The suspect then fled the scene by a taxi and headed to the city's Neuhof district. "The taxi driver stated that he had seen him in possession of a handgun and he had injuries," said Heitz. The man again exchanged fire with police after leaving the taxi, he added.
Eight people were seriously wounded in the attack, Strasbourg police said Wednesday, with five others suffering from minor injuries.
Gunman was known to police
The suspected gunman, who was previously identified by CNN affiliate BFM as a 29-year-old male born in Strasbourg, was on a French watch list called a "Fiche S" surveillance file.
The "Fiche S" is a French terror and radicalization watch list that includes thousands of people, some of whom are under active surveillance, meaning they are on law enforcement's radar.
Castaner told reporters Wednesday that the suspect was known to police authorities in France and Germany for non-terror related offenses.
French gendarmes had attempted to bring him in for questioning Tuesday morning before the attack but found he wasn't home, a spokesperson for France's National Police told CNN, without providing further details.
The interior ministry in the German state of Baden-Wuerttemberg confirmed Wednesday that the suspect had been convicted of break-ins and serious theft by a court in Singen in 2016 and subsequently spent time in a prison in the city of Freiburg. He was deported to France in 2017.
The German authorities cooperate closely with their French partners, a spokesman for the interior ministry said, adding that it cannot be ruled out that the suspect may have crossed the open border. Swiss officials also said they were on alert.
The German Federal Criminal Office said the suspect was not known in Germany as a radical Islamist.
A spokeswoman for the Swiss Federal Police, Cathy Maret, told CNN the alleged attacker was well known to authorities there, having been arrested and convicted several times in Switzerland for crimes such as break-ins, theft and violence. He was not on their radar as a radical Islamist or for narcotics violations, she said.
Witness: 'It was a moment of terror'
Simone Ceruti was in the city's Kleber Square when the shooting started. "There was a lot of panic, people fleeing and seeking for shelter," said Ceruti, who filmed footage of the police response from a nearby apartment.
"I let a few ladies in the building where I'm staying these days and then they were accompanied by police," he said. "It was a moment of terror."
The injured were taken to a Strasbourg hospital.
French President Emmanuel Macron tweeted early Wednesday in solidarity with the French people. "Solidarity of the whole Nation for Strasbourg, our victims and their families," he said.
The Christmas market will be closed Wednesday and flags will be at half-staff, Strasbourg's mayor said on his Twitter account.
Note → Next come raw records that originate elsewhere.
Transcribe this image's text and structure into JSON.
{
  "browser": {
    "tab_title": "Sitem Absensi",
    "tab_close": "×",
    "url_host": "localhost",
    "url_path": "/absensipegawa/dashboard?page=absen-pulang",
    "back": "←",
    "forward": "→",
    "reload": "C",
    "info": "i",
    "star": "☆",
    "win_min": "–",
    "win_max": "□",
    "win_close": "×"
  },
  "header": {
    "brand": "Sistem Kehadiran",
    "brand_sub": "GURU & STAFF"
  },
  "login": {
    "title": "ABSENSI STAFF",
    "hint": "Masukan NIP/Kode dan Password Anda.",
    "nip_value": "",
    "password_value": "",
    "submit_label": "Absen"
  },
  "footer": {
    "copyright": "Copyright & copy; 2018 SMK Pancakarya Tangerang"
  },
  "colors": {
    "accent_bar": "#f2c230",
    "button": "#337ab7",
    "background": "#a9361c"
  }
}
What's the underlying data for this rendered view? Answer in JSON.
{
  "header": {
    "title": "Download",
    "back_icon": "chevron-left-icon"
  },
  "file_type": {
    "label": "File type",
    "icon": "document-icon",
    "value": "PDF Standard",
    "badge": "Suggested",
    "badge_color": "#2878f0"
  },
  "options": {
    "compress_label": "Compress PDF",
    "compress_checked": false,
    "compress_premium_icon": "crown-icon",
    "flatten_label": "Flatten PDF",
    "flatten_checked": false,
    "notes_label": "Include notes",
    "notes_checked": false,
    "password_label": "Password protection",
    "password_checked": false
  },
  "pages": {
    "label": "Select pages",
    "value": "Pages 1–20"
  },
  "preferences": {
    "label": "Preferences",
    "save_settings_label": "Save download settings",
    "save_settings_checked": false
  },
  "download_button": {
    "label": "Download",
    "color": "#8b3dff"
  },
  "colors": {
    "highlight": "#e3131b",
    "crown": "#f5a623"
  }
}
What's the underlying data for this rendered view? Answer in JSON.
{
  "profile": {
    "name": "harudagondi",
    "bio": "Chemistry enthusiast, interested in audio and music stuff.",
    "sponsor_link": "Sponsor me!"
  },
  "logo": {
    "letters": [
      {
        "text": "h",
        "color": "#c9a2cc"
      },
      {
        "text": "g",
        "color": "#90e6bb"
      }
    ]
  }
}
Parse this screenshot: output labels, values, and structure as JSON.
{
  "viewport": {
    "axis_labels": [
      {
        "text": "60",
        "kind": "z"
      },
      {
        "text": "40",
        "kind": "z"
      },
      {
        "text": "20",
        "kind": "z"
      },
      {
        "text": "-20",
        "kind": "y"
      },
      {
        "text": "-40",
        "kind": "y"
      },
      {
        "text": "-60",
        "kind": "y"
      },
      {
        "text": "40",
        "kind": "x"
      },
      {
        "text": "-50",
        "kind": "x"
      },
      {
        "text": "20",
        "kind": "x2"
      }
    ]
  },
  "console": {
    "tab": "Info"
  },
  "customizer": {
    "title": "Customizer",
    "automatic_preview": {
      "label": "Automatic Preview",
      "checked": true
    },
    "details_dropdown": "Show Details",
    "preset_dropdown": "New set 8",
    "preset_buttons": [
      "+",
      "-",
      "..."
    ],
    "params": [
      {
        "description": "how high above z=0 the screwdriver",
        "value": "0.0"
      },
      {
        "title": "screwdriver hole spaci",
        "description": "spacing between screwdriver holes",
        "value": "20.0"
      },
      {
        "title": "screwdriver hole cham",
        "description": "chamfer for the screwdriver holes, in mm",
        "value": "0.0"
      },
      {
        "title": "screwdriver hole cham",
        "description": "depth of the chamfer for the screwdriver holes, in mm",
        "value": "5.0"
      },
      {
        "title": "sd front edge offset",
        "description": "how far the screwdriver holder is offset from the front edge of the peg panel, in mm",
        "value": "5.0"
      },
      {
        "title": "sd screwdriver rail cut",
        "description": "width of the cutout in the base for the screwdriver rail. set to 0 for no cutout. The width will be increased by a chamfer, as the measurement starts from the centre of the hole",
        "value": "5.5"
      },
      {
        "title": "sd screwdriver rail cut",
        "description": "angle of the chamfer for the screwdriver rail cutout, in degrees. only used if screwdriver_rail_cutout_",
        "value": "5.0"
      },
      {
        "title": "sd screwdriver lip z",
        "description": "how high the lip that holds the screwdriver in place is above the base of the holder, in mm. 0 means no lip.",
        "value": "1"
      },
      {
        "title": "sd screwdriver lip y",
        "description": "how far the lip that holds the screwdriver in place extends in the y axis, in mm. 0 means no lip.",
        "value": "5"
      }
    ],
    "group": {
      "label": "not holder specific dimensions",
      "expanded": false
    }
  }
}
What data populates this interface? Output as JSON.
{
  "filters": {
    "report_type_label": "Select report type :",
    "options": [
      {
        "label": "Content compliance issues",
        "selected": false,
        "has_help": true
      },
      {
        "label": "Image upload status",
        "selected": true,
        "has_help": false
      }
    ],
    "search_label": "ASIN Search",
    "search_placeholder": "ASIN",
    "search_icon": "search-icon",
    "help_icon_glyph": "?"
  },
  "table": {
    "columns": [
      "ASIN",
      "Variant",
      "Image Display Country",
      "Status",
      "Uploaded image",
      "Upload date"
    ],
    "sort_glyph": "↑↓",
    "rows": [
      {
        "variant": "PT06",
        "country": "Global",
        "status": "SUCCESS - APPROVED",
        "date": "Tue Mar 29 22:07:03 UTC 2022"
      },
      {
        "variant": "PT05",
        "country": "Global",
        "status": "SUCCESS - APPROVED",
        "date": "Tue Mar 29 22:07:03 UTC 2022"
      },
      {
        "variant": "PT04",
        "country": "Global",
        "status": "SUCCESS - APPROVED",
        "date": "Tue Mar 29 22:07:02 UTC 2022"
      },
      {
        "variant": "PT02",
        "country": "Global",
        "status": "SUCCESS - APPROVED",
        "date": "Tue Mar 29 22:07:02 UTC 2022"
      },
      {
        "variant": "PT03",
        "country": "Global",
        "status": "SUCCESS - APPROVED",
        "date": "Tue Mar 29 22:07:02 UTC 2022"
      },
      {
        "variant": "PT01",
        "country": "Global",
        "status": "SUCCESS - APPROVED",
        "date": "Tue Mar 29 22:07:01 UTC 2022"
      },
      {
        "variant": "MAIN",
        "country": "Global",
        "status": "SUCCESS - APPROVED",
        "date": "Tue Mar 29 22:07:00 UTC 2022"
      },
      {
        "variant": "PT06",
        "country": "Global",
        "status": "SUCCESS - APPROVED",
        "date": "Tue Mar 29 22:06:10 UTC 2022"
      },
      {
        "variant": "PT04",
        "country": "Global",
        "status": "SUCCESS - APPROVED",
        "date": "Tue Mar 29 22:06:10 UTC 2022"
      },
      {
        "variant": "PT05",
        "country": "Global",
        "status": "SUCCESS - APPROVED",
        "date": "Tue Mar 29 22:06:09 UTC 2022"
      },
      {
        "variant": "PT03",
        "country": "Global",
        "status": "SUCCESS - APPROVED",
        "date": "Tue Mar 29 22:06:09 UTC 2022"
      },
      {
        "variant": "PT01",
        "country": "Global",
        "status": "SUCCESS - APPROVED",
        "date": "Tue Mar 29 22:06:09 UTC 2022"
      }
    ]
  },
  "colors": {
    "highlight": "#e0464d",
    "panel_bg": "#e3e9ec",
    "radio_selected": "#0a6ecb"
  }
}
All shows scheduled to be performed at the city's cultural institutions will also be canceled on Wednesday, he said.
All rallies and demonstrations throughout the Strasbourg area were declared "forbidden" until further notice, the Prefecture of the Grand East and Lower Rhine Region said.
However, the city's elementary, high schools and colleges will be open on Wednesday, local police said.
Strasbourg, a picturesque city of about 300,000 in France's Grand Est region, has previously been at the center of French counter terrorism operations. The market itself was targeted 18 years ago in a thwarted plot by al Qaeda-linked terrorists.